[WHAT YOU SHOULD DO] If a line of the data below holds the string "halfVector", copy it.

DATA TO USE START

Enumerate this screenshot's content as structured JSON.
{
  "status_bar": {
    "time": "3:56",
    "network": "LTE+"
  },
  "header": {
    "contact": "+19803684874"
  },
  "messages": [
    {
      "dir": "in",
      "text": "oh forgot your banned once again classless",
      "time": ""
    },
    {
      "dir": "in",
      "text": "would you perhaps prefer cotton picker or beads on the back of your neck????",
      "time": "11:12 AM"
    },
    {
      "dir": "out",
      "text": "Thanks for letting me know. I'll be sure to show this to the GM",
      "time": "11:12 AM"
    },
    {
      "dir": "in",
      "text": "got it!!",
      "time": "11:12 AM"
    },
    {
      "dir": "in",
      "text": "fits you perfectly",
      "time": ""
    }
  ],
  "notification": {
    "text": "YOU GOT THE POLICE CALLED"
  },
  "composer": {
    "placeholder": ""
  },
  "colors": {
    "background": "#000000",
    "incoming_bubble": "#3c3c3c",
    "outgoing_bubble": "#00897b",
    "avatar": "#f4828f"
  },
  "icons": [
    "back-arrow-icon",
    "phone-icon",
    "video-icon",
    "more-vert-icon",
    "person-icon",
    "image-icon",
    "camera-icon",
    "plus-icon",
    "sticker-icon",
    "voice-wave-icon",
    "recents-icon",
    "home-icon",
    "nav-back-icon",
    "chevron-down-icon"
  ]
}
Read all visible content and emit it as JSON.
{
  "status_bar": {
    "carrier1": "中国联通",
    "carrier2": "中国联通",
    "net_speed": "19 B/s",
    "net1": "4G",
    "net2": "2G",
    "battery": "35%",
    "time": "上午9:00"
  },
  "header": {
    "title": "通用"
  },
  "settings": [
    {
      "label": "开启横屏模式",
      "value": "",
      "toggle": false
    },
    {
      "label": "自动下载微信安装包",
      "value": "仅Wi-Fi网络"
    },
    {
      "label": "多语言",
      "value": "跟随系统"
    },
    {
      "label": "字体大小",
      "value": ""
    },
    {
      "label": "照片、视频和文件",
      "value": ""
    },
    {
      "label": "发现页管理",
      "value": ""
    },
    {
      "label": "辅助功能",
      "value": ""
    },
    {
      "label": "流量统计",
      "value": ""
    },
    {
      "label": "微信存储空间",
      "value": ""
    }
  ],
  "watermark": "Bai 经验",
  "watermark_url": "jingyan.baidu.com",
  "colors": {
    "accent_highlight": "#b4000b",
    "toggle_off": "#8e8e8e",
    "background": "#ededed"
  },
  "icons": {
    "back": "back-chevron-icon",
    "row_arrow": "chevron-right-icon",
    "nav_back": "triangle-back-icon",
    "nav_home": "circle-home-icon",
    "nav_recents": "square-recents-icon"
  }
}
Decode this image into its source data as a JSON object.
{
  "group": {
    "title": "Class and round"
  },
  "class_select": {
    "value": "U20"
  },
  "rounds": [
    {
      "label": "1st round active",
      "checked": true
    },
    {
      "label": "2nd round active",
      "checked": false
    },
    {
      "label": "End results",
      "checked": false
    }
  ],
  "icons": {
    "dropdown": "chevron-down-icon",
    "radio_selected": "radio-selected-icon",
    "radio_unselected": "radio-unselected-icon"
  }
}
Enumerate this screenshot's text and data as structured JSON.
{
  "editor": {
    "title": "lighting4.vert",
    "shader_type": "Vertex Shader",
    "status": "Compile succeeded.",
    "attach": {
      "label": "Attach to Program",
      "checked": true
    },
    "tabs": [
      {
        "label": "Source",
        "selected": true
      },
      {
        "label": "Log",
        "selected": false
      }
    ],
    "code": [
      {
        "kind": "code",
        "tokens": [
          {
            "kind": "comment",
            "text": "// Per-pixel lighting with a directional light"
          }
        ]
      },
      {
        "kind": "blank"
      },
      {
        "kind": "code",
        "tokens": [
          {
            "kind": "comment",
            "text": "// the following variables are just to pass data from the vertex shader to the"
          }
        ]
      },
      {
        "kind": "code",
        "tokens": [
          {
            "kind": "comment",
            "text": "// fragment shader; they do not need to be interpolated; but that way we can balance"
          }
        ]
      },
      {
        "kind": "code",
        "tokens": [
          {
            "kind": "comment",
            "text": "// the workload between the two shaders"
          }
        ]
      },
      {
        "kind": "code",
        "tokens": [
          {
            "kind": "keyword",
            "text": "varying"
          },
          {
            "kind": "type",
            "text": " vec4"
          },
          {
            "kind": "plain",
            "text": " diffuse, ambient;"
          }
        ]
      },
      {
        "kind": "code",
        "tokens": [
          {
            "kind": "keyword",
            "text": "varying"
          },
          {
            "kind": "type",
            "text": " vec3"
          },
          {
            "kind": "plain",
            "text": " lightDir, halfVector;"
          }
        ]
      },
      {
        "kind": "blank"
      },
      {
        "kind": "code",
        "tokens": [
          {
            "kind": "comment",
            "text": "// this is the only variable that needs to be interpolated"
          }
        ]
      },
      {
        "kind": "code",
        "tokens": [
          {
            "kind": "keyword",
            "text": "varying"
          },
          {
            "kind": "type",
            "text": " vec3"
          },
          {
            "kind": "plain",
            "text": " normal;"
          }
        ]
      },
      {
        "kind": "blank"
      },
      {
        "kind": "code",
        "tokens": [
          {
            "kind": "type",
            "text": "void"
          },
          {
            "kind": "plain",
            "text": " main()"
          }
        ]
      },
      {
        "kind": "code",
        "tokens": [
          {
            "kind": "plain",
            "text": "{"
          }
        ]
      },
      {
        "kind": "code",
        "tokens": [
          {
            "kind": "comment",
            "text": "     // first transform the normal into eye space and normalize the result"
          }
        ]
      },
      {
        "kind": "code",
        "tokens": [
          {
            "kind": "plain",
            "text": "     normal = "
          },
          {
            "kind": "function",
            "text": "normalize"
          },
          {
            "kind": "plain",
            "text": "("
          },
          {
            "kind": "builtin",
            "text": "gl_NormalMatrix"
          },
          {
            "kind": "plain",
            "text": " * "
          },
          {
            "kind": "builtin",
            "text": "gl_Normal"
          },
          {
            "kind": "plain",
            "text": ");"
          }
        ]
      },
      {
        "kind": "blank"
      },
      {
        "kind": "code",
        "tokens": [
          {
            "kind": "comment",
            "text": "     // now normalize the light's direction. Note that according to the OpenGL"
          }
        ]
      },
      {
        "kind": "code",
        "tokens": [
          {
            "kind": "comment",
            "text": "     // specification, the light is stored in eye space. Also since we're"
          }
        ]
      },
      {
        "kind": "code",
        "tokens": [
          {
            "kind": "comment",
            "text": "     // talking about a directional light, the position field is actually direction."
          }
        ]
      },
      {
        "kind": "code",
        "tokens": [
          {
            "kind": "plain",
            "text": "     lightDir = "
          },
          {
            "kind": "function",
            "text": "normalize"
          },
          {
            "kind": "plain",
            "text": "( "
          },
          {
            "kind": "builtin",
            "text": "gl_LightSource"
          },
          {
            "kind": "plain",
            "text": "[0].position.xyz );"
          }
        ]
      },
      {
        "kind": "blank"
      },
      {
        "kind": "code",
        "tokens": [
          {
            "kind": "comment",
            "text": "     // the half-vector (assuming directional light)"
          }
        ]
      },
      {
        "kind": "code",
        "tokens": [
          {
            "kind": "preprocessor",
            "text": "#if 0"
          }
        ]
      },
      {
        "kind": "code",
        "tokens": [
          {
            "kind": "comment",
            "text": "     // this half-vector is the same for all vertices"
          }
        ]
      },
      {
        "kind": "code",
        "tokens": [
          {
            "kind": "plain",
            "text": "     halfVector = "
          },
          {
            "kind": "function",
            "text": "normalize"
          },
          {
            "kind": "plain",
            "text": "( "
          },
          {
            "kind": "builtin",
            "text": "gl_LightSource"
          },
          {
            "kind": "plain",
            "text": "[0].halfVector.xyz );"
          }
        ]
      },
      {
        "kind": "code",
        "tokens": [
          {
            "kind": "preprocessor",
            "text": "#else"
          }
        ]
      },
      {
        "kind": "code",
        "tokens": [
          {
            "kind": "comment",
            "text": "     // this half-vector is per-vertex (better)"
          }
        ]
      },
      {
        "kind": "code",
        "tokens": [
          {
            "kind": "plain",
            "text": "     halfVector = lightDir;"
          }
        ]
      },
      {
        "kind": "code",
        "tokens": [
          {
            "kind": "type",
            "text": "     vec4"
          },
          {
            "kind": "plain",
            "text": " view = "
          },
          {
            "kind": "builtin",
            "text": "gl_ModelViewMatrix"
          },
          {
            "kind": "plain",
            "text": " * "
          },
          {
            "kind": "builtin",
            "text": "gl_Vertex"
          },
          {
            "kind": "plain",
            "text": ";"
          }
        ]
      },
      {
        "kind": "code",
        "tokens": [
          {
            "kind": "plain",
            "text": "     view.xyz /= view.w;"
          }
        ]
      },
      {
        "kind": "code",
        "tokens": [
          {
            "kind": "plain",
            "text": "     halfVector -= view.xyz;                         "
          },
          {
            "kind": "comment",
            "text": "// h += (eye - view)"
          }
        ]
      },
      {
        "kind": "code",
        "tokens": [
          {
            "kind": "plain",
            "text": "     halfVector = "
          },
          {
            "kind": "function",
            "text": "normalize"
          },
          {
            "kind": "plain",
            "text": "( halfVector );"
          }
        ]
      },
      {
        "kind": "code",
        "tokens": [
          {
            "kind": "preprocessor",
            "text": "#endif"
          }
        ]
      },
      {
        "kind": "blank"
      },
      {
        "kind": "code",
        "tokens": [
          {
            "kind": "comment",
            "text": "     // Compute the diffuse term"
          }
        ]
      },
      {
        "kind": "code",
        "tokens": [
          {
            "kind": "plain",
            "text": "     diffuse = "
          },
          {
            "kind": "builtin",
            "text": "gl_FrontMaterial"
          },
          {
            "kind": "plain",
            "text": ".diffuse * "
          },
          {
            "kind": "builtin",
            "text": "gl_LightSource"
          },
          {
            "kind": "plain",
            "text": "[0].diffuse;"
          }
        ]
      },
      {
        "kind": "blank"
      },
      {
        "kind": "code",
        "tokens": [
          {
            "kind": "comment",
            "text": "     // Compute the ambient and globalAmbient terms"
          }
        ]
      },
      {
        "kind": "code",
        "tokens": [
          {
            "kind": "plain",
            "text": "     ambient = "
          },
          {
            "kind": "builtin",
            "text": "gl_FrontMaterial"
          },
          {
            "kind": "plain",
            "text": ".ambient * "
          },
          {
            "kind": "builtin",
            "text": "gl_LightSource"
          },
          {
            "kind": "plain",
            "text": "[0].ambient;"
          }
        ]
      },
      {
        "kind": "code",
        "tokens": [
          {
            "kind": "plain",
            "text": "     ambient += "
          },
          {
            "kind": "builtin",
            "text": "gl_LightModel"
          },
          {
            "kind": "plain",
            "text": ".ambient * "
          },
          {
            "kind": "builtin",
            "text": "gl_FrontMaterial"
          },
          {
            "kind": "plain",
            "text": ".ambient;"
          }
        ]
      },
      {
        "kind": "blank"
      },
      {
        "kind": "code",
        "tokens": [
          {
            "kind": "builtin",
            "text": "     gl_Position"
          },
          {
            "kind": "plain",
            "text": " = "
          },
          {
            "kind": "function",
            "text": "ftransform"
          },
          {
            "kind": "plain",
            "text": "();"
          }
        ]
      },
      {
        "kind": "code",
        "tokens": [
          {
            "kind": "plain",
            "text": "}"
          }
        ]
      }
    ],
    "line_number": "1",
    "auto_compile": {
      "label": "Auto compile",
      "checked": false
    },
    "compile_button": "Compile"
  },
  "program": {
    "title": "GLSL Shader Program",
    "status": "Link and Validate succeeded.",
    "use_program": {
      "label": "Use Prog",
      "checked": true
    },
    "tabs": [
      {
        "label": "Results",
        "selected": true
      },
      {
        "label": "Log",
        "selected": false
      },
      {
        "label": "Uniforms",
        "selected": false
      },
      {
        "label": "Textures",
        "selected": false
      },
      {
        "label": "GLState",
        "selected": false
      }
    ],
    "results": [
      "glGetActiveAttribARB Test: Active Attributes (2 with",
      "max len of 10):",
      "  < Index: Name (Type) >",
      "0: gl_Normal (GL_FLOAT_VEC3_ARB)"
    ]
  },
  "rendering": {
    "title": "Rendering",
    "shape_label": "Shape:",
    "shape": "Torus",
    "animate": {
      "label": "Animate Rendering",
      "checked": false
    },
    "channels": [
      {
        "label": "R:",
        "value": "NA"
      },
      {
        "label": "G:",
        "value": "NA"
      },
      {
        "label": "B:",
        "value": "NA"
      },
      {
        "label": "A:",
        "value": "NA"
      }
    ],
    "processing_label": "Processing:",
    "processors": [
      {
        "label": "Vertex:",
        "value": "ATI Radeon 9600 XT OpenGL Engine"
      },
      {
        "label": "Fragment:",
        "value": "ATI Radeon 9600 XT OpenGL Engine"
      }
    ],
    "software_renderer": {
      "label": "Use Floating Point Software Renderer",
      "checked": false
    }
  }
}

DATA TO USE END

[RESULT BELOW]
            "text": " lightDir, halfVector;"
            "text": "     halfVector = "
            "text": "[0].halfVector.xyz );"
            "text": "     halfVector = lightDir;"
            "text": "     halfVector -= view.xyz;                         "
            "text": "     halfVector = "
            "text": "( halfVector );"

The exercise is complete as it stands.